I remember most of all how my mother died of the Earth-born disease. Horribly. How can I ask anyone about that? My father tried to explain why I won’t die in the same way. I didn’t understand it. I was too young, too traumatized. I inspect myself every day for the beginnings of my mother’s fate.

Get back to it. And also, I was a Harpy Eagle. And at age fourteen Earth-years, young for my age and young for the school, the shamans took me on. Because, apparently, I am more like my father than I am like my mother in the ways that count.

Another huh. My father was tall and skinny. And look at me. And my father was the hereditary bio-captain of the Ark Ship. Look at me again.  

During a home-visit after my third year at the Shaman School, my handsome brothers, hurt on numerous occasions by my cruel harpy tongue, saw a chance and carried me face-first between them to a dry cistern. They draped me over the rim to hang there while they changed their grip.

I worried about my dignity. How would it look? Then I looked down. A dark reflection looked up at me for that short moment.

My brothers reached down for my ankles and toppled me into the jelly seepage. The stone sides hold back only sand, never the planet’s plasma.

No air. No air! I might never breathe again! The well held only Lotor’s approximation of Earth’s water, a thick jelly. Could. Not. Breathe. At the last horrendous moment I recalled a myth about quicksand back on Earth.

I dragged my head out of the brawny gel at the same time rolling half onto my back. I swam two hesitant strokes to the side and with slow arms dragged myself up the ladder. Too tired to run from the guards alerted by my brothers, I gave myself into the hands of Lotor and am still here, a thousand days later.
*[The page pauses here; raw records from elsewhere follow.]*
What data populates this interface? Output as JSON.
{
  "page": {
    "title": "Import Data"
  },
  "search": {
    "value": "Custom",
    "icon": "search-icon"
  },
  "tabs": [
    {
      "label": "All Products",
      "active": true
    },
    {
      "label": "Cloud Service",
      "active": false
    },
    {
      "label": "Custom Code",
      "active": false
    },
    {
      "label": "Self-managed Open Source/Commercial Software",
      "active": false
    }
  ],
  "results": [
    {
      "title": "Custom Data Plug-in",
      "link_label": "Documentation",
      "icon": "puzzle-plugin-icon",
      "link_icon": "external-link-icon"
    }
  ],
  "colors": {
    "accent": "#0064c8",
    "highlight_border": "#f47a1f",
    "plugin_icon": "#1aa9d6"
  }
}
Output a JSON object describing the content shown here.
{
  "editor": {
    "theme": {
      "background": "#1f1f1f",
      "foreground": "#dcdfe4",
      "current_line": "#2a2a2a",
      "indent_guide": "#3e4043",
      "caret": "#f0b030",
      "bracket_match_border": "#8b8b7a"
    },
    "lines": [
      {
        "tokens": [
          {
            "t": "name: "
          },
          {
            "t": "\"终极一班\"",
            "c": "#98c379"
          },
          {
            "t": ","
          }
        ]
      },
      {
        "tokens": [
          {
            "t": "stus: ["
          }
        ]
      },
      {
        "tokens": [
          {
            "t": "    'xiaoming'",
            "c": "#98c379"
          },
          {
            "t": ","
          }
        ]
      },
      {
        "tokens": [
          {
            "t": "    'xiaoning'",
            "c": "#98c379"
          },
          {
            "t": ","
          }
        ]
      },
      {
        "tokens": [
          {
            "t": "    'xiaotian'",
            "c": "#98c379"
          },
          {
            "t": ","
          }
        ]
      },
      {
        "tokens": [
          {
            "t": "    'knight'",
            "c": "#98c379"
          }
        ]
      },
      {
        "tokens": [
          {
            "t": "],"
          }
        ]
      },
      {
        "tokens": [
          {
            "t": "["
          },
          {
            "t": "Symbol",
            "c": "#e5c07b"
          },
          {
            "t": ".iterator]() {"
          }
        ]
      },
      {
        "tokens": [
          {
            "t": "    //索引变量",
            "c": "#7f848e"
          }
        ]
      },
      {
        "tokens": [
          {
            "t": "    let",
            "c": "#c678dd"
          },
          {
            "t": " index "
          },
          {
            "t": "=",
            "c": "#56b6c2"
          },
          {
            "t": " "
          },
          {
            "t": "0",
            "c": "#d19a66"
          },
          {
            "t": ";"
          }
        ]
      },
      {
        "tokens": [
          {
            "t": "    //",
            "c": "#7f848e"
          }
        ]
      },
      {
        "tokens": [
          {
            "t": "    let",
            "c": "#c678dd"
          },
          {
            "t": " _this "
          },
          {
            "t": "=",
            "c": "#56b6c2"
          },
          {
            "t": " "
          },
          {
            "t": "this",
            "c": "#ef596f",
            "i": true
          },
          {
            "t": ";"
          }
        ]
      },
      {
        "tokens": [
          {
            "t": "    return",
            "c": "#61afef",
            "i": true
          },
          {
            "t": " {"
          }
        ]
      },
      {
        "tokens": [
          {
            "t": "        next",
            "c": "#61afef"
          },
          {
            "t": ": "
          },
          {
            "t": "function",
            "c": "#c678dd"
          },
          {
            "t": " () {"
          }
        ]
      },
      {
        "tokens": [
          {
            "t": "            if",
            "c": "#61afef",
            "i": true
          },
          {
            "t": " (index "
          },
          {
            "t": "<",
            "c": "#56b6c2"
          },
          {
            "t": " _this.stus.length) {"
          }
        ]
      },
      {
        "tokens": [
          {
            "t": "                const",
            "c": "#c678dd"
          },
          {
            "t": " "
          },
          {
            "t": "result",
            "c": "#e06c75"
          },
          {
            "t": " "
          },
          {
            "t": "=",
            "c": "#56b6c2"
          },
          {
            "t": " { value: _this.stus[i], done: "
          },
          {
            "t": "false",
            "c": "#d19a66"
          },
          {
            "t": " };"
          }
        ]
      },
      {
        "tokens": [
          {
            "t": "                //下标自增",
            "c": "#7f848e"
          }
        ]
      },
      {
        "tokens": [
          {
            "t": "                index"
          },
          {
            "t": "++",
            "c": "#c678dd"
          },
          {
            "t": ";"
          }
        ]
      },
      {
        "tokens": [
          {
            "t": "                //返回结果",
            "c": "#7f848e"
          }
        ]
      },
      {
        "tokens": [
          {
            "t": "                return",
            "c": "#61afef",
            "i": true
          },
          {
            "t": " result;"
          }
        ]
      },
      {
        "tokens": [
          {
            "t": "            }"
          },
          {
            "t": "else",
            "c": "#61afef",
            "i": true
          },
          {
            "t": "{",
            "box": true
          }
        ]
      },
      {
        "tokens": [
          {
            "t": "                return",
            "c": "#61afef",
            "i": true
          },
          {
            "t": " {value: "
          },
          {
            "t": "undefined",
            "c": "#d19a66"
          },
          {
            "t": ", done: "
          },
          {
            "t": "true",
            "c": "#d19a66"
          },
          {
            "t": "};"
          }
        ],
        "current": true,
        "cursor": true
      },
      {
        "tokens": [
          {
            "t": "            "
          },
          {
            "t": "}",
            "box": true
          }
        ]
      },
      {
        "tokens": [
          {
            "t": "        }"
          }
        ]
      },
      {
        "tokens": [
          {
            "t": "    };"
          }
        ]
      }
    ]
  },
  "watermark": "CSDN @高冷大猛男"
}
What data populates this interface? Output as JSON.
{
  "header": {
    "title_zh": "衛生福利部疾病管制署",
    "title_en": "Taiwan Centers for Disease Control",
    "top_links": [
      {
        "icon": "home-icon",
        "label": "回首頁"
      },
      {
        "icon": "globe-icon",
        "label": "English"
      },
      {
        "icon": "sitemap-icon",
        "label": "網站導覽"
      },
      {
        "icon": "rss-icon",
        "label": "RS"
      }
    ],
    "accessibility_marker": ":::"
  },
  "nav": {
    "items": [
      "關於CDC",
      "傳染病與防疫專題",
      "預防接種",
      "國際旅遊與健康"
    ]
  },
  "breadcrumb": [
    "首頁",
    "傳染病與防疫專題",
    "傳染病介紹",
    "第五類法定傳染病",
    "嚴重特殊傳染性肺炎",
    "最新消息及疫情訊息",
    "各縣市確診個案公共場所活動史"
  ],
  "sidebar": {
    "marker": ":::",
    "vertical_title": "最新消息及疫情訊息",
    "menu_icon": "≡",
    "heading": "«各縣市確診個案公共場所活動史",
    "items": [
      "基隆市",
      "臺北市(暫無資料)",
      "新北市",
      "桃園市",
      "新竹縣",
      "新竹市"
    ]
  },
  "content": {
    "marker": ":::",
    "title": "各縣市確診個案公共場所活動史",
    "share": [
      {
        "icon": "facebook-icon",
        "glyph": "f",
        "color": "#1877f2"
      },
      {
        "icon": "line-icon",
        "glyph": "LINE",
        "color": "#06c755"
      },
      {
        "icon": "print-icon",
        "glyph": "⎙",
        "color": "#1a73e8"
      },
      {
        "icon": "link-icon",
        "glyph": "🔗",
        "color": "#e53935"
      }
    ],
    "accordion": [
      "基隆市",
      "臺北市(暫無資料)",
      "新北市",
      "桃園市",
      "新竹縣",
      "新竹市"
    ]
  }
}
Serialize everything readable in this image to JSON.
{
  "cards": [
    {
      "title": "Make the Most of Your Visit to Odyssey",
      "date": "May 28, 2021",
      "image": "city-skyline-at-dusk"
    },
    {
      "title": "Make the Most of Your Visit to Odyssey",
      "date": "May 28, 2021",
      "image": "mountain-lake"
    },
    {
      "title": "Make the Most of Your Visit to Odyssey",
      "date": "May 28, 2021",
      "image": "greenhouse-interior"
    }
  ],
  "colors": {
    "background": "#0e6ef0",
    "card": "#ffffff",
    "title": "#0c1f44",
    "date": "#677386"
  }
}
A sixth of my life has gone into not giving in to my twanging legs and my groaning shoulders arms wrists and hands. To keep fit. Every day I ask myself, for what?

And I tell myself. It is to get my bravery back, my courage, to haul them from under the soles of my feet where I keep such things that remind me who I am and what I am not. My brothers might already be dead. The same disease my mother couldn’t save herself from. Maybe it really really won’t come to take me. I wish I knew.

I never heard of the Ark Ship replying to a singing by light flashes that anybody might see? So how will the ship reply, if not by light flashes?

The morning’s food arrives without me having heard the approach of the guards almost as if I’m deaf and blind to the changes. Thayne also is silent. Because he listens to every move I make? There’s nothing different about the way the food comes. The plate is shoved through the slot at floor level. Porridge.

A guard checks my condition by way of the eyehole in the door.

I keep my yellow eyes hooded against his frank and interested stare. In the same way, we of the Earth-born hood our shamanic deceptions with the practical applications of totem schooling. Everyone is helped and everyone helps, most without awareness of the latter.

With half of the hundred Earth-born in the yard downstairs, can I afford to wait for someone else to set things into motion?